Children look back at history of Old Portsmouth school

Headteacher Joy Waelend with (l-r) youngest pupil Kenzie Scott (4), and oldest pupils, twins Rio Le Ray (11), and Hudson Le Ray (11)
Headteacher Joy Waelend with (l-r) youngest pupil Kenzie Scott (4), and oldest pupils, twins Rio Le Ray (11), and Hudson Le Ray (11)
The Battle of Jutland, pictured, will be the subject of the U3As autumn lecture

Jutland is one of the autumn highlights of U3A

  • St Jude’s Church of England Primary School moved to its current site in October 1965
  • Children have been writing their memories of their school
  • They studied events that happened in 1965
0
Have your say

CHILDREN have celebrated their school reaching half a century at the heart of the community.

St Jude’s Church of England Primary School in Old Portsmouth moved to its current site from Marmion Road in October, 1965.

It’s important for them to understand culturally how life has changed in the last 50 years and how they can positively contribute to what life will be like in the next 50 years

Joy Waelend, headteacher

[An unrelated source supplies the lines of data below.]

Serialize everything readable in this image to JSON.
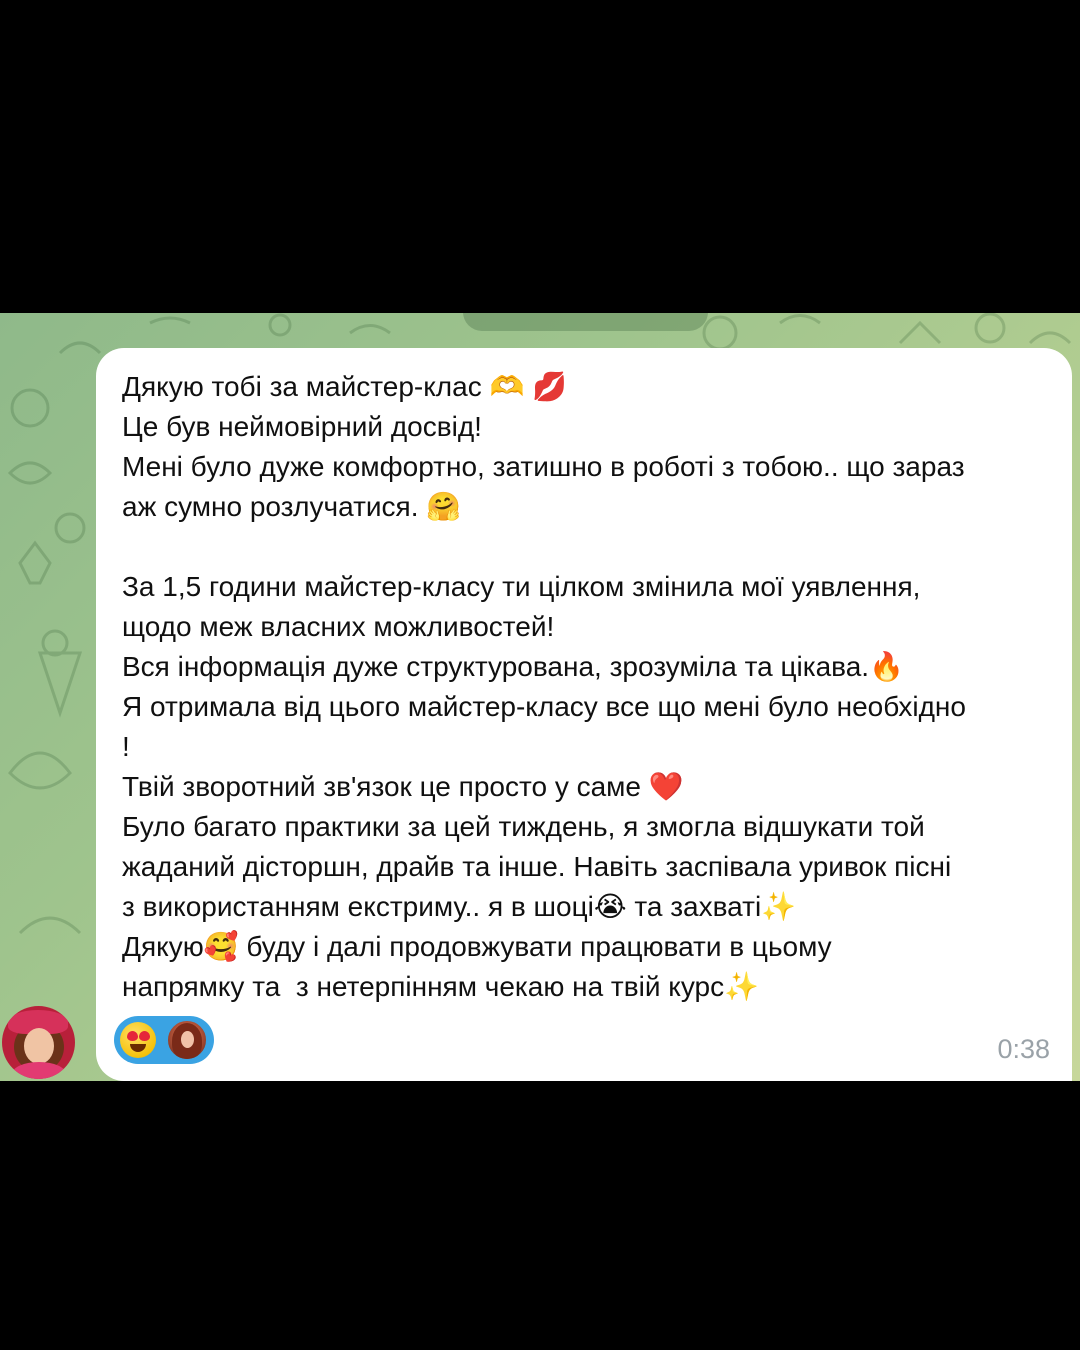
{
  "message": {
    "lines": [
      "Дякую тобі за майстер-клас 🫶 💋",
      "Це був неймовірний досвід!",
      "Мені було дуже комфортно, затишно в роботі з тобою.. що зараз",
      "аж сумно розлучатися. 🤗",
      "",
      "За 1,5 години майстер-класу ти цілком змінила мої уявлення,",
      "щодо меж власних можливостей!",
      "Вся інформація дуже структурована, зрозуміла та цікава.🔥",
      "Я отримала від цього майстер-класу все що мені було необхідно",
      "!",
      "Твій зворотний зв'язок це просто у саме ❤️",
      "Було багато практики за цей тиждень, я змогла відшукати той",
      "жаданий дісторшн, драйв та інше. Навіть заспівала уривок пісні",
      "з використанням екстриму.. я в шоці😭 та захваті✨",
      "Дякую🥰 буду і далі продовжувати працювати в цьому",
      "напрямку та  з нетерпінням чекаю на твій курс✨"
    ],
    "timestamp": "0:38"
  },
  "reaction": {
    "emoji": "heart-eyes-emoji",
    "reactor": "reactor-avatar"
  },
  "sender": {
    "avatar": "sender-avatar"
  },
  "colors": {
    "bubble": "#ffffff",
    "reaction_bg": "#3aa3e3",
    "timestamp": "#9aa2a8",
    "wallpaper_start": "#8fb98a",
    "wallpaper_end": "#c7d79a"
  }
}
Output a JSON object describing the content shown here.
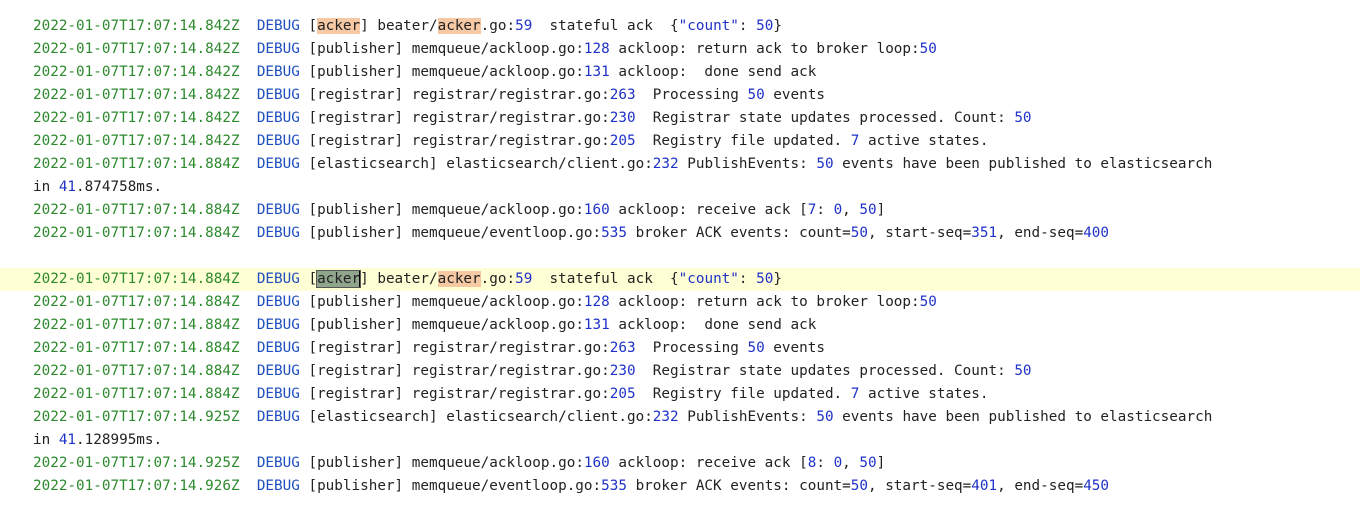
{
  "entries": [
    {
      "ts": "2022-01-07T17:07:14.842Z",
      "level": "DEBUG",
      "mod": "acker",
      "file_pre": "beater/",
      "file_hl": "acker",
      "file_post": ".go",
      "line": "59",
      "msg_a": "  stateful ack  {",
      "msg_b": "\"count\"",
      "msg_c": ": ",
      "msg_d": "50",
      "msg_e": "}"
    },
    {
      "ts": "2022-01-07T17:07:14.842Z",
      "level": "DEBUG",
      "mod": "publisher",
      "file": "memqueue/ackloop.go",
      "line": "128",
      "msg_a": " ackloop: return ack to broker loop:",
      "msg_d": "50"
    },
    {
      "ts": "2022-01-07T17:07:14.842Z",
      "level": "DEBUG",
      "mod": "publisher",
      "file": "memqueue/ackloop.go",
      "line": "131",
      "msg_a": " ackloop:  done send ack"
    },
    {
      "ts": "2022-01-07T17:07:14.842Z",
      "level": "DEBUG",
      "mod": "registrar",
      "file": "registrar/registrar.go",
      "line": "263",
      "msg_a": "  Processing ",
      "msg_d": "50",
      "msg_e": " events"
    },
    {
      "ts": "2022-01-07T17:07:14.842Z",
      "level": "DEBUG",
      "mod": "registrar",
      "file": "registrar/registrar.go",
      "line": "230",
      "msg_a": "  Registrar state updates processed. Count: ",
      "msg_d": "50"
    },
    {
      "ts": "2022-01-07T17:07:14.842Z",
      "level": "DEBUG",
      "mod": "registrar",
      "file": "registrar/registrar.go",
      "line": "205",
      "msg_a": "  Registry file updated. ",
      "msg_d": "7",
      "msg_e": " active states."
    },
    {
      "ts": "2022-01-07T17:07:14.884Z",
      "level": "DEBUG",
      "mod": "elasticsearch",
      "file": "elasticsearch/client.go",
      "line": "232",
      "msg_a": " PublishEvents: ",
      "msg_d": "50",
      "msg_e": " events have been published to elasticsearch",
      "cont_a": "in ",
      "cont_num": "41",
      "cont_b": ".874758ms."
    },
    {
      "ts": "2022-01-07T17:07:14.884Z",
      "level": "DEBUG",
      "mod": "publisher",
      "file": "memqueue/ackloop.go",
      "line": "160",
      "msg_a": " ackloop: receive ack [",
      "msg_d": "7",
      "msg_e": ": ",
      "msg_f": "0",
      "msg_g": ", ",
      "msg_h": "50",
      "msg_i": "]"
    },
    {
      "ts": "2022-01-07T17:07:14.884Z",
      "level": "DEBUG",
      "mod": "publisher",
      "file": "memqueue/eventloop.go",
      "line": "535",
      "msg_a": " broker ACK events: count=",
      "msg_d": "50",
      "msg_e": ", start-seq=",
      "msg_f": "351",
      "msg_g": ", end-seq=",
      "msg_h": "400"
    },
    {
      "ts": "2022-01-07T17:07:14.884Z",
      "level": "DEBUG",
      "mod": "acker",
      "file_pre": "beater/",
      "file_hl": "acker",
      "file_post": ".go",
      "line": "59",
      "msg_a": "  stateful ack  {",
      "msg_b": "\"count\"",
      "msg_c": ": ",
      "msg_d": "50",
      "msg_e": "}"
    },
    {
      "ts": "2022-01-07T17:07:14.884Z",
      "level": "DEBUG",
      "mod": "publisher",
      "file": "memqueue/ackloop.go",
      "line": "128",
      "msg_a": " ackloop: return ack to broker loop:",
      "msg_d": "50"
    },
    {
      "ts": "2022-01-07T17:07:14.884Z",
      "level": "DEBUG",
      "mod": "publisher",
      "file": "memqueue/ackloop.go",
      "line": "131",
      "msg_a": " ackloop:  done send ack"
    },
    {
      "ts": "2022-01-07T17:07:14.884Z",
      "level": "DEBUG",
      "mod": "registrar",
      "file": "registrar/registrar.go",
      "line": "263",
      "msg_a": "  Processing ",
      "msg_d": "50",
      "msg_e": " events"
    },
    {
      "ts": "2022-01-07T17:07:14.884Z",
      "level": "DEBUG",
      "mod": "registrar",
      "file": "registrar/registrar.go",
      "line": "230",
      "msg_a": "  Registrar state updates processed. Count: ",
      "msg_d": "50"
    },
    {
      "ts": "2022-01-07T17:07:14.884Z",
      "level": "DEBUG",
      "mod": "registrar",
      "file": "registrar/registrar.go",
      "line": "205",
      "msg_a": "  Registry file updated. ",
      "msg_d": "7",
      "msg_e": " active states."
    },
    {
      "ts": "2022-01-07T17:07:14.925Z",
      "level": "DEBUG",
      "mod": "elasticsearch",
      "file": "elasticsearch/client.go",
      "line": "232",
      "msg_a": " PublishEvents: ",
      "msg_d": "50",
      "msg_e": " events have been published to elasticsearch",
      "cont_a": "in ",
      "cont_num": "41",
      "cont_b": ".128995ms."
    },
    {
      "ts": "2022-01-07T17:07:14.925Z",
      "level": "DEBUG",
      "mod": "publisher",
      "file": "memqueue/ackloop.go",
      "line": "160",
      "msg_a": " ackloop: receive ack [",
      "msg_d": "8",
      "msg_e": ": ",
      "msg_f": "0",
      "msg_g": ", ",
      "msg_h": "50",
      "msg_i": "]"
    },
    {
      "ts": "2022-01-07T17:07:14.926Z",
      "level": "DEBUG",
      "mod": "publisher",
      "file": "memqueue/eventloop.go",
      "line": "535",
      "msg_a": " broker ACK events: count=",
      "msg_d": "50",
      "msg_e": ", start-seq=",
      "msg_f": "401",
      "msg_g": ", end-seq=",
      "msg_h": "450"
    }
  ]
}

To celebrate the anniversary, the children looked at all the different events that have happened over the past 50 years and created big gold paperchains with memories of the school written on the inside.

Children across the school looked at what was happening in 1965, including Tom and Jerry, The Beatles, Martin Luther King and Winston Churchill.

Children in Year 4 focused on Mary Poppins, which was released that year.

They were tasked with re-writing the advert for a nanny which was sung in the film, as well as drawing pictures from the cartoon scene.

Saffron Peattie, nine, is in Year 4. She said: ‘It’s good that the school has been around for so long.

‘It doesn’t look that old. I have enjoyed school this week. The Mary Poppins part was fun.’

Louis Bingham, eight, added: ‘It feels weird because the school doesn’t look that old.

‘I have enjoyed school this week because we got to watch Mary Poppins.’

Headteacher Joy Waelend said: ‘It’s important for the children to realise and to understand that this school has been around for a long time and it’s had its foundation in Portsmouth for a long time – it is part of their history.

‘It’s important for them to understand culturally how life has changed in the past 50 years and how they can positively contribute to what life will be like in the next 50 years.

‘Thirty years ago we were using chalk boards instead of iPads and computers.

‘The children just need to understand that life continues beyond today.

‘I think they have loved it. The children really enjoy doing something different.’

The children’s assembly was replaced by a school quiz, testing them on everything that they had learnt about their school over the past 50 years.

Parents were invited into the school for a celebratory tea party to look at the work that the children had done.